Tampa Republican Shawn Harrison has formally withdrawn from the race in Senate District 14.
The move came nearly a week after Gov. Ron DeSantis endorsed Green Beret Jay Collins. The surprise endorsement came hours before Collins shifted his candidacy from a bid for federal office in Florida’s 15th Congressional District.
Harrison, the preferred candidate for GOP Senate leadership, alluded to the shock developments in a tweet.
“Officially withdrew from Senate District 14. Sometimes events beyond our control just happen. Roll with it,” he posted. “Thanks to Sen. Kathleen Passidomo for your integrity and loyalty. You’ll make a great President.”

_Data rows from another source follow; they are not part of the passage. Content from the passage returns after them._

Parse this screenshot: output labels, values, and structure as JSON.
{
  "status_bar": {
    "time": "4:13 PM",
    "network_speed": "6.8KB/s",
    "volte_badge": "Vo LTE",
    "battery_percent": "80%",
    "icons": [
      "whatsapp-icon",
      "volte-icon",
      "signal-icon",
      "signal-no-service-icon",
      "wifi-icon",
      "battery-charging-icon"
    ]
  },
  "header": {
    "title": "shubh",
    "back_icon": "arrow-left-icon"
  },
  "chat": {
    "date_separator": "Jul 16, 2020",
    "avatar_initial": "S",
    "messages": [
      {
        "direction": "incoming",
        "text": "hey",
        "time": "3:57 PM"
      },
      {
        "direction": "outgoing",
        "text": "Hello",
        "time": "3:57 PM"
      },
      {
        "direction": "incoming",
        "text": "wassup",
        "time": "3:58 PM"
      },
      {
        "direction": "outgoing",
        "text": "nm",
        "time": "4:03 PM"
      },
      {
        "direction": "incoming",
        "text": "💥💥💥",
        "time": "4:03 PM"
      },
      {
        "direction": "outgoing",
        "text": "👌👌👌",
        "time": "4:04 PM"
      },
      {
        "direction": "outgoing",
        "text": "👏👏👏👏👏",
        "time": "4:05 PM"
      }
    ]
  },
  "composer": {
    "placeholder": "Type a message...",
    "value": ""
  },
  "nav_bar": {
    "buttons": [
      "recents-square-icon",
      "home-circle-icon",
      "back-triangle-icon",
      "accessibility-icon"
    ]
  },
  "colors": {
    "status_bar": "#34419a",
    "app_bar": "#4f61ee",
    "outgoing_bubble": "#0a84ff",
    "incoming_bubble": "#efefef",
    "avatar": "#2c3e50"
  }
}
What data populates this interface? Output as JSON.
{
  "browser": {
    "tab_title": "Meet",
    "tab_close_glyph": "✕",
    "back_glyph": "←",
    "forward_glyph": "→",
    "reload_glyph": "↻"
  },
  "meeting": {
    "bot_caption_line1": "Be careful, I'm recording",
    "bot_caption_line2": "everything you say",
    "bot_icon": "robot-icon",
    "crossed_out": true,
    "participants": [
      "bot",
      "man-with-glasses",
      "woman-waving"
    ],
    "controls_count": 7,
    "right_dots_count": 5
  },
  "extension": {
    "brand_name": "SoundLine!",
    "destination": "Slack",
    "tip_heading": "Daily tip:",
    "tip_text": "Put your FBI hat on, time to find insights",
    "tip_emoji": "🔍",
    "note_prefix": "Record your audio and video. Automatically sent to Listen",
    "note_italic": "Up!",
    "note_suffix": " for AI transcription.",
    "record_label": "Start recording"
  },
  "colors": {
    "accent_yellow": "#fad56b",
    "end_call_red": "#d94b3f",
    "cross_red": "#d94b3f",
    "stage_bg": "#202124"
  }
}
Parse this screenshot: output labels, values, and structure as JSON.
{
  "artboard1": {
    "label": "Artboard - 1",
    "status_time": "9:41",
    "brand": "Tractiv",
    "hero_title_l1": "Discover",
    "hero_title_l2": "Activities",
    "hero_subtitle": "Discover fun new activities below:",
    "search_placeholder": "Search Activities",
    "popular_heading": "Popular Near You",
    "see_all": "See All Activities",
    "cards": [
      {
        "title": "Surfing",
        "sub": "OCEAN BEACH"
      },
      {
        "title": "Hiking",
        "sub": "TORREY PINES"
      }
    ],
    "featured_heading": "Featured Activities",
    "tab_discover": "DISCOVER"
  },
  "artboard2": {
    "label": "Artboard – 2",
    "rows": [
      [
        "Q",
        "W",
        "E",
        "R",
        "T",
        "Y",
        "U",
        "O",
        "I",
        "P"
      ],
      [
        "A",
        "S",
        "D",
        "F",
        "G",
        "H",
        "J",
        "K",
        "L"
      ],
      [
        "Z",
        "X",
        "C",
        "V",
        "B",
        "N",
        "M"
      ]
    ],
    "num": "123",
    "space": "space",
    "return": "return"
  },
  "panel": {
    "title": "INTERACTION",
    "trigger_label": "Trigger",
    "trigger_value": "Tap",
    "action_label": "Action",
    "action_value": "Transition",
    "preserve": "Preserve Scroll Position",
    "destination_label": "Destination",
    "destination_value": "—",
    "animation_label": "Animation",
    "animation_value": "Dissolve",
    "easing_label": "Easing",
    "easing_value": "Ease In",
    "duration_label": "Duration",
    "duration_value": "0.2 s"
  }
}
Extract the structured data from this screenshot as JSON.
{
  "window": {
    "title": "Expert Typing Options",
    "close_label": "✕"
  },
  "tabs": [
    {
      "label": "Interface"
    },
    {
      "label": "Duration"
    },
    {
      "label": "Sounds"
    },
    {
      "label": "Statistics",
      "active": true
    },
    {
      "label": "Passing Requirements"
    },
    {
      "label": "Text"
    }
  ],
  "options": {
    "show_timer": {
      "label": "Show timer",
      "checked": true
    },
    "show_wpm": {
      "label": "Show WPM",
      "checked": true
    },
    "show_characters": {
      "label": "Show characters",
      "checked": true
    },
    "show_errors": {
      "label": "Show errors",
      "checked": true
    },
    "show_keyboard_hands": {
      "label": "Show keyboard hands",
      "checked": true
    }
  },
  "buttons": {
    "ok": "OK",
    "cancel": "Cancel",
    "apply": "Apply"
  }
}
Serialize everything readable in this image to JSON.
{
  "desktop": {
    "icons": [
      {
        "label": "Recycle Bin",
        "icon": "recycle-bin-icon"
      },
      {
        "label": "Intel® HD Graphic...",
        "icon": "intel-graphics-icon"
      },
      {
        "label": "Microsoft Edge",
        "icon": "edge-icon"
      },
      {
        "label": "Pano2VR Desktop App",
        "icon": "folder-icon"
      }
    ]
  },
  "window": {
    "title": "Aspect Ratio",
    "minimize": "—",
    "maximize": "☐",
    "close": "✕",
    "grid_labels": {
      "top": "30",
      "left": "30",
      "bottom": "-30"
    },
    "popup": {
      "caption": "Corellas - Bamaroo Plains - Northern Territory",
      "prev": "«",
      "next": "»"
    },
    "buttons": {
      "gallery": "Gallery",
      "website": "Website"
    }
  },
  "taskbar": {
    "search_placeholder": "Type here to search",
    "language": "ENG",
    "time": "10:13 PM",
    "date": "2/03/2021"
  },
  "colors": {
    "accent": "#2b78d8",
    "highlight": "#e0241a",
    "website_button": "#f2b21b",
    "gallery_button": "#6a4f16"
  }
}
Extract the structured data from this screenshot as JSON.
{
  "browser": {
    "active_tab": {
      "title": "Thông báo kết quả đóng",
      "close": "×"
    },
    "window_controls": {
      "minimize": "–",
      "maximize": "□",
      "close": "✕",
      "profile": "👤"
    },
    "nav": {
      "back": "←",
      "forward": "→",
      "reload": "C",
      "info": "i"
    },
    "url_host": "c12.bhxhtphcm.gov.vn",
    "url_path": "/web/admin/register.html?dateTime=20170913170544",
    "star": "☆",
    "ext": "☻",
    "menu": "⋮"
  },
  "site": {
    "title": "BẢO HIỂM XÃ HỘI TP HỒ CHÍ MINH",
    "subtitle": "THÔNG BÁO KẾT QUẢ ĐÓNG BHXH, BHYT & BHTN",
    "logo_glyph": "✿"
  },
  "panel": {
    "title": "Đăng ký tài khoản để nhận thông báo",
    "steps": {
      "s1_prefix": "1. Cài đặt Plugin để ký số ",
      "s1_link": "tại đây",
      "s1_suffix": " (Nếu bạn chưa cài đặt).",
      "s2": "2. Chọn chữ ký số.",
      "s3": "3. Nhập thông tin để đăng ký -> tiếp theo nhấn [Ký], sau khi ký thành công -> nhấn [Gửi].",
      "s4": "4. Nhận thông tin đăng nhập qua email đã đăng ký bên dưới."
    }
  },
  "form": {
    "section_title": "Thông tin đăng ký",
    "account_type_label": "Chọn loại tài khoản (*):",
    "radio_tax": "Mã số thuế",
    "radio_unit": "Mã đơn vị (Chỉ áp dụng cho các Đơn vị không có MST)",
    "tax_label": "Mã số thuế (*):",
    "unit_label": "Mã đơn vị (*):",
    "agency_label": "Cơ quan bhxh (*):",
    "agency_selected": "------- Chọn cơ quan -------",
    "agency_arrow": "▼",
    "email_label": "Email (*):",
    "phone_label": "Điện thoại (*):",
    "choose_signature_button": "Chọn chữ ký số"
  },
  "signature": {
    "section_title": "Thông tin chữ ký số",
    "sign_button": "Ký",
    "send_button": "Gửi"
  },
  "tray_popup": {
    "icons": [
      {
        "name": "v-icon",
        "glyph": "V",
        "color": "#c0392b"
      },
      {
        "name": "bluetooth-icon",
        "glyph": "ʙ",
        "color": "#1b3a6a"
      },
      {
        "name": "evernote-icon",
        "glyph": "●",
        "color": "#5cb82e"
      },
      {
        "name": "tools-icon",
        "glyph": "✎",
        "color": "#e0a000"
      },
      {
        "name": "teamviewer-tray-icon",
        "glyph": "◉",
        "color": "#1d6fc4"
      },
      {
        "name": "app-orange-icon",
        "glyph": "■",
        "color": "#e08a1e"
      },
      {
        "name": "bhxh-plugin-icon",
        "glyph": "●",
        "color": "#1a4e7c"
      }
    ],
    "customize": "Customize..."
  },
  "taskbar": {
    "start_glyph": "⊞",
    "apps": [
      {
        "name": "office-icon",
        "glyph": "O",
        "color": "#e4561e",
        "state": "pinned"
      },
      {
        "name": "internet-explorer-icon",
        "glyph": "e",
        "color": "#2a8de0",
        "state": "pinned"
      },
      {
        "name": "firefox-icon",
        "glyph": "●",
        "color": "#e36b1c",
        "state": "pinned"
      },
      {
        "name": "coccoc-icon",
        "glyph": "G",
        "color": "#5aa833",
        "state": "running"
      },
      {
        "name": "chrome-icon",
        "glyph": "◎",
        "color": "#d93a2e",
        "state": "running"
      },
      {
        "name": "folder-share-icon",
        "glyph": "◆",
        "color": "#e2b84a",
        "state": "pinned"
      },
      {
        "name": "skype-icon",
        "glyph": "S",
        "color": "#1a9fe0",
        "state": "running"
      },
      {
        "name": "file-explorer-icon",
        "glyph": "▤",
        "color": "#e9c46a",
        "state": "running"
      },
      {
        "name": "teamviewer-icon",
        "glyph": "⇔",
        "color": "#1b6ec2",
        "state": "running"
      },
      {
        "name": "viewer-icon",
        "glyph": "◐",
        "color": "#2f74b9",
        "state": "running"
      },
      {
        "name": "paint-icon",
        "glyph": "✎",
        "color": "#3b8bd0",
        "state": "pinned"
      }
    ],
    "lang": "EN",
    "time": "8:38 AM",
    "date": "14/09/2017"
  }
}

Passidomo, a Naples Republican, chairs the Florida Republican Senatorial Campaign Committee, which had already invested in the Tampa media market while Harrison was the only Republican in the race. If the Republicans maintain control of the Senate or expand their majority, Passidomo has been named as Senate President-designate and will preside over the upper chamber of the Legislature.
Harrison, a former state Representative, had started out with strong fundraising after launching his campaign in April. As of the end of May, he reported $50,060 raised in his official candidate account with $46,476 in cash on hand. His Building The Bay political committee additionally had another $303,307 in cash available to use.
Yet he was never able to catch up with Democratic incumbent Sen. Janet Cruz in financial resources. Through May, she had raised $196,864 in her campaign account and another $334,250 in her political committee, and she was outpacing Harrison each month he was in the race.
By contrast, Collins had been the top fundraiser in a massive field of candidates in CD 15, and closed March with $338,753 in cash on hand after raising $769,447 total. Thanks to differences in federal and state law, he can’t bring all his money with him, but he can start on far more equal footing with Cruz.
With Harrison’s departure, Collins and Cruz remain the only qualified candidates in the race, securing their respective party nominations unopposed. They now face one another in the November General Election.